  21. Others have mentioned the structure on top of the Kiehl’s building, which isn’t too far from this beach house. There’s also an interesting structure nearby on 9th St. between 2nd and 3rd Avenues, on the north side of the street, right near the little triangle in the road. It looks like a roof greenhouse with maybe another little structure behind that. It’s not as great as the beach house but I do enjoy looking up at it.

  22. I lived in the LES for 28 years, and walked past 1st and 1st about a million times, and I can’t believe I never noticed that. I left NY almost 8 years ago – I wonder if it’s a new addition? As a born-and-bred New Yorker who always looks up – I love the city and there is always something new to see if you pay attention! – I’m kind of ashamed of myself for missing that gem!

  23. There’s a “cabin” on the roof of a building on 3rd Ave. between 13th/14th on the east side of the street. I always look at it while waiting for the 14 crosstown bus. You can google the street view and see it.

  24. If only people could understand how dangerous gas boilers can be.
    A yearly gas safety check would save lives.

  25. I’m so glad to see these photos.
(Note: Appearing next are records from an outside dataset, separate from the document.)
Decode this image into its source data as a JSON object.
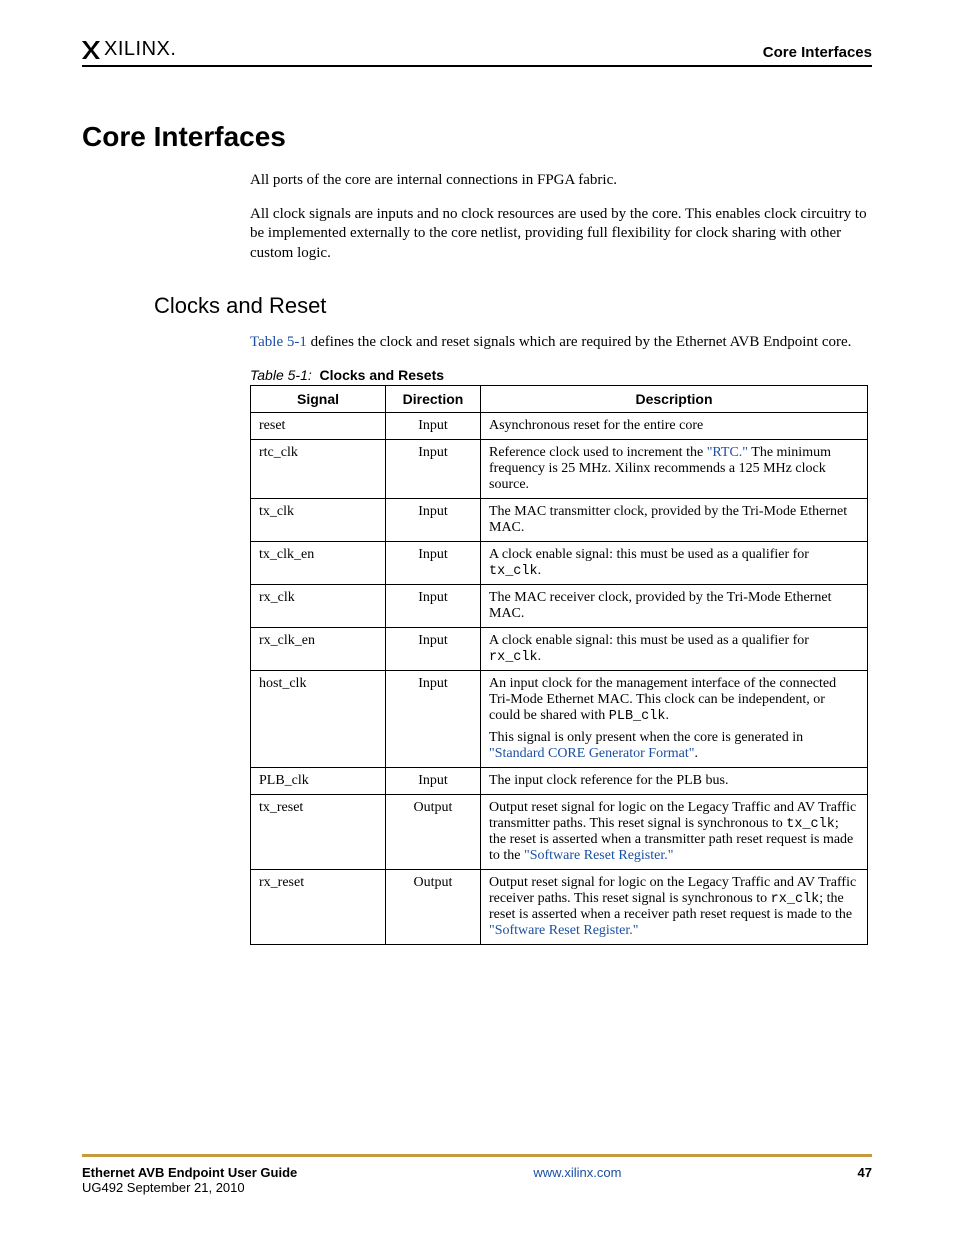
{
  "header": {
    "logo_text": "XILINX.",
    "right": "Core Interfaces"
  },
  "section": {
    "title": "Core Interfaces",
    "para1": "All ports of the core are internal connections in FPGA fabric.",
    "para2": "All clock signals are inputs and no clock resources are used by the core. This enables clock circuitry to be implemented externally to the core netlist, providing full flexibility for clock sharing with other custom logic."
  },
  "subsection": {
    "title": "Clocks and Reset",
    "intro_pre": "",
    "intro_link": "Table 5-1",
    "intro_post": " defines the clock and reset signals which are required by the Ethernet AVB Endpoint core."
  },
  "table": {
    "caption_num": "Table 5-1:",
    "caption_title": "Clocks and Resets",
    "headers": {
      "c1": "Signal",
      "c2": "Direction",
      "c3": "Description"
    },
    "rows": [
      {
        "signal": "reset",
        "direction": "Input",
        "desc": [
          {
            "t": "Asynchronous reset for the entire core"
          }
        ]
      },
      {
        "signal": "rtc_clk",
        "direction": "Input",
        "desc": [
          {
            "t": "Reference clock used to increment the "
          },
          {
            "t": "\"RTC.\"",
            "link": true
          },
          {
            "t": " The minimum frequency is 25 MHz. Xilinx recommends a 125 MHz clock source."
          }
        ]
      },
      {
        "signal": "tx_clk",
        "direction": "Input",
        "desc": [
          {
            "t": "The MAC transmitter clock, provided by the Tri-Mode Ethernet MAC."
          }
        ]
      },
      {
        "signal": "tx_clk_en",
        "direction": "Input",
        "desc": [
          {
            "t": "A clock enable signal: this must be used as a qualifier for "
          },
          {
            "t": "tx_clk",
            "mono": true
          },
          {
            "t": "."
          }
        ]
      },
      {
        "signal": "rx_clk",
        "direction": "Input",
        "desc": [
          {
            "t": "The MAC receiver clock, provided by the Tri-Mode Ethernet MAC."
          }
        ]
      },
      {
        "signal": "rx_clk_en",
        "direction": "Input",
        "desc": [
          {
            "t": "A clock enable signal: this must be used as a qualifier for "
          },
          {
            "t": "rx_clk",
            "mono": true
          },
          {
            "t": "."
          }
        ]
      },
      {
        "signal": "host_clk",
        "direction": "Input",
        "desc_multi": [
          [
            {
              "t": "An input clock for the management interface of the connected Tri-Mode Ethernet MAC. This clock can be independent, or could be shared with "
            },
            {
              "t": "PLB_clk",
              "mono": true
            },
            {
              "t": "."
            }
          ],
          [
            {
              "t": "This signal is only present when the core is generated in "
            },
            {
              "t": "\"Standard CORE Generator Format\"",
              "link": true
            },
            {
              "t": "."
            }
          ]
        ]
      },
      {
        "signal": "PLB_clk",
        "direction": "Input",
        "desc": [
          {
            "t": "The input clock reference for the PLB bus."
          }
        ]
      },
      {
        "signal": "tx_reset",
        "direction": "Output",
        "desc": [
          {
            "t": "Output reset signal for logic on the Legacy Traffic and AV Traffic transmitter paths. This reset signal is synchronous to "
          },
          {
            "t": "tx_clk",
            "mono": true
          },
          {
            "t": "; the reset is asserted when a transmitter path reset request is made to the "
          },
          {
            "t": "\"Software Reset Register.\"",
            "link": true
          }
        ]
      },
      {
        "signal": "rx_reset",
        "direction": "Output",
        "desc": [
          {
            "t": "Output reset signal for logic on the Legacy Traffic and AV Traffic receiver paths. This reset signal is synchronous to "
          },
          {
            "t": "rx_clk",
            "mono": true
          },
          {
            "t": "; the reset is asserted when a receiver path reset request is made to the "
          },
          {
            "t": "\"Software Reset Register.\"",
            "link": true
          }
        ]
      }
    ]
  },
  "footer": {
    "doc_title": "Ethernet AVB Endpoint User Guide",
    "doc_sub": "UG492 September 21, 2010",
    "url": "www.xilinx.com",
    "page": "47"
  }
}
I lived in NYC 2001-2002 and I used to buy coffee at the kiosk in the park and just stare and daydream about that place.